» **Input records**
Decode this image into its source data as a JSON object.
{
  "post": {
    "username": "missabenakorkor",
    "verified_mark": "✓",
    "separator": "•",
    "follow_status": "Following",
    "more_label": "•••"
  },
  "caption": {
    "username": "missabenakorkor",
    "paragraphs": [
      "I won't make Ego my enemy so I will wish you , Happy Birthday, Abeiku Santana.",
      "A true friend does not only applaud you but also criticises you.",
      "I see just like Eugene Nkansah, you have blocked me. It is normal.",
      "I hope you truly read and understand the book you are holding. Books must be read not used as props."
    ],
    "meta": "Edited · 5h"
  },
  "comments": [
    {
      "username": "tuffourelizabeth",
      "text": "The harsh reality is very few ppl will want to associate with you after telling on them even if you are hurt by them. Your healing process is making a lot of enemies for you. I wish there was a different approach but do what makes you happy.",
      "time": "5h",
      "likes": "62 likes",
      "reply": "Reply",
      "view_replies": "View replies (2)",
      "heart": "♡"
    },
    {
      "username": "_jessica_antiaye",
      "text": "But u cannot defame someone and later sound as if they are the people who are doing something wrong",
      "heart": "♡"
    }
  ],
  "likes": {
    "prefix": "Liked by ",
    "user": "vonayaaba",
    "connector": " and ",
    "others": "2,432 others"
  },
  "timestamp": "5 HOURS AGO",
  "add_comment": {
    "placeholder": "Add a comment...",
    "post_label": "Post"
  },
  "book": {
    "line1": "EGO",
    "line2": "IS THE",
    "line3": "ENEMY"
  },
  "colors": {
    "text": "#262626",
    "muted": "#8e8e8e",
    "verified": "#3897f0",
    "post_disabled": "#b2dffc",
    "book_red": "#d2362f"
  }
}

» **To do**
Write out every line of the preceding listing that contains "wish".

» **Output of the exercise**
      "I won't make Ego my enemy so I will wish you , Happy Birthday, Abeiku Santana.",
      "text": "The harsh reality is very few ppl will want to associate with you after telling on them even if you are hurt by them. Your healing process is making a lot of enemies for you. I wish there was a different approach but do what makes you happy.",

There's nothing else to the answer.